What the exercise asks ▸ Read through the records below and copy each line that uses the word "action".
Segment Start: Records shown
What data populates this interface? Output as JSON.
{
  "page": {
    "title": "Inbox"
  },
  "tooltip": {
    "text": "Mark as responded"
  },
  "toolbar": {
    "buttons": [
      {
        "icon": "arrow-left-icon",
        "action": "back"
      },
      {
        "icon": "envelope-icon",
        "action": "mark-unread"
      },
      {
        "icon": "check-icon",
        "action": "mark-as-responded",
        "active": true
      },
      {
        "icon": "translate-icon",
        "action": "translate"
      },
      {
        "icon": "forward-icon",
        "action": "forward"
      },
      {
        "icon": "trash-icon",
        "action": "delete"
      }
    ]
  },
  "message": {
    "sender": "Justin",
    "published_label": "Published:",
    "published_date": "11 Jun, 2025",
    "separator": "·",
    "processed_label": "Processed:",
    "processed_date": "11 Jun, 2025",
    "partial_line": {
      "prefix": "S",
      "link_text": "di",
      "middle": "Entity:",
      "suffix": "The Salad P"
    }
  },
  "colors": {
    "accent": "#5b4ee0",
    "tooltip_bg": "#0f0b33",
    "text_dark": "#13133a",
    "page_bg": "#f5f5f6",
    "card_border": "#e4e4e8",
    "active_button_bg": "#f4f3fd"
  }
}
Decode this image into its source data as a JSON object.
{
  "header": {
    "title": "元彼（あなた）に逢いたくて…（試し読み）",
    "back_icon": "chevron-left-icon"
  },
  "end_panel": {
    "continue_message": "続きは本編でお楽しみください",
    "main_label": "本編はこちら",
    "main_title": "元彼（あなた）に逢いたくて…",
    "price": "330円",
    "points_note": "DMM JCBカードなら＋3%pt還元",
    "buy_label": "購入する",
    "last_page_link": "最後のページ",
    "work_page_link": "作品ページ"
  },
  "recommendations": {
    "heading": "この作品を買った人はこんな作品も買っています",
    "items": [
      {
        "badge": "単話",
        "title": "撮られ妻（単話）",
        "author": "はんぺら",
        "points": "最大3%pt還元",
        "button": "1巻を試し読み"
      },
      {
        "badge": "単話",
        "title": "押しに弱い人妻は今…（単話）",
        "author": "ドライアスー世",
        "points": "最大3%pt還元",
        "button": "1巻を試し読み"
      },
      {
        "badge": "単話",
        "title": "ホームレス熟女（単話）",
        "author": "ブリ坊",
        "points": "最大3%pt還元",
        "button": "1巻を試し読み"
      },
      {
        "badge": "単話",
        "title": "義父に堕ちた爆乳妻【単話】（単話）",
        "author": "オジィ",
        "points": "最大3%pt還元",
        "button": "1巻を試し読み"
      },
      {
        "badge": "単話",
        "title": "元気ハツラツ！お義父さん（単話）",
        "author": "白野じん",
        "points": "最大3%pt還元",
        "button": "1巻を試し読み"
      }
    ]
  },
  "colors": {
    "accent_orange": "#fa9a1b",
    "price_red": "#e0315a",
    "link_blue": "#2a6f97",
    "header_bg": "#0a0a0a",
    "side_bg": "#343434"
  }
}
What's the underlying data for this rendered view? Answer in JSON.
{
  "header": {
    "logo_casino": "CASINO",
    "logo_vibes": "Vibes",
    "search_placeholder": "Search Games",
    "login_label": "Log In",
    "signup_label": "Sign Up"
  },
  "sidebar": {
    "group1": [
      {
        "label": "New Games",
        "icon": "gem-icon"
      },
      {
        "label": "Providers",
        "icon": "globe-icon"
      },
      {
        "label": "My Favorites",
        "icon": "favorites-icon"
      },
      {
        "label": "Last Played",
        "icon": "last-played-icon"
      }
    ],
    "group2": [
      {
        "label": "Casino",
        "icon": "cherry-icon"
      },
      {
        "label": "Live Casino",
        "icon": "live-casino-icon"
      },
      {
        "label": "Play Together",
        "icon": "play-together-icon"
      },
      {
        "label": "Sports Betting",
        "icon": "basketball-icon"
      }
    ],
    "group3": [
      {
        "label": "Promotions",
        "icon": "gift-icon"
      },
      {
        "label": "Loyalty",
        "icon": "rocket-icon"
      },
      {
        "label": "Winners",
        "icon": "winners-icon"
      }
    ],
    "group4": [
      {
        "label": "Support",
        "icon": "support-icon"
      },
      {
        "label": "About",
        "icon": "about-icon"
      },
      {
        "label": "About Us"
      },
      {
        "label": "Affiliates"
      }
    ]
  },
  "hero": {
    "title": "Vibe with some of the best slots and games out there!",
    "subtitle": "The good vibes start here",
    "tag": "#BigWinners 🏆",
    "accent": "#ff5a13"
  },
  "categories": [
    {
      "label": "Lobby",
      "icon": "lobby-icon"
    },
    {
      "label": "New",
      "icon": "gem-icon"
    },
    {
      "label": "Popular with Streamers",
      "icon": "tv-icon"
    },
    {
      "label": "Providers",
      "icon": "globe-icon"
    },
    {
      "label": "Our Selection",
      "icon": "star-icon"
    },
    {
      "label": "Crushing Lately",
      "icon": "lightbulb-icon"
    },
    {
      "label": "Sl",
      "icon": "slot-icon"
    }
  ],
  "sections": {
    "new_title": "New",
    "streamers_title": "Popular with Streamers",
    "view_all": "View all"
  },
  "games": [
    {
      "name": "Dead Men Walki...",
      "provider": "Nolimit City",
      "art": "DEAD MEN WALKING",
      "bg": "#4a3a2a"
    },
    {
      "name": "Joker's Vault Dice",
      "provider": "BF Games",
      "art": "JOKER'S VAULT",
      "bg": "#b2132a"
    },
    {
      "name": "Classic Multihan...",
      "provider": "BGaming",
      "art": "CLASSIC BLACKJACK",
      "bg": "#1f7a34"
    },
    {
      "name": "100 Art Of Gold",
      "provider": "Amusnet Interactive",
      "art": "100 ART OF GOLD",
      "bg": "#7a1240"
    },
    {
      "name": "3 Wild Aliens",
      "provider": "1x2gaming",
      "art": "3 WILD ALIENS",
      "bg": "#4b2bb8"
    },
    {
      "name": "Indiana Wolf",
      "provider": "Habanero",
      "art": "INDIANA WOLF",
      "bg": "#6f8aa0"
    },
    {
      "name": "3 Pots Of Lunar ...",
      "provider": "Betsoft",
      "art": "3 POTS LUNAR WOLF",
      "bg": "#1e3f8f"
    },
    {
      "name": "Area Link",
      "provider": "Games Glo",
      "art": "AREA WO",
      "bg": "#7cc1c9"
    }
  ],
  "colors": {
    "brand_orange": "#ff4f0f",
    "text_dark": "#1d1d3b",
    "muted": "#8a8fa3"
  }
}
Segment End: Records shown
Task result ▸
        "action": "back"
        "action": "mark-unread"
        "action": "mark-as-responded",
        "action": "translate"
        "action": "forward"
        "action": "delete"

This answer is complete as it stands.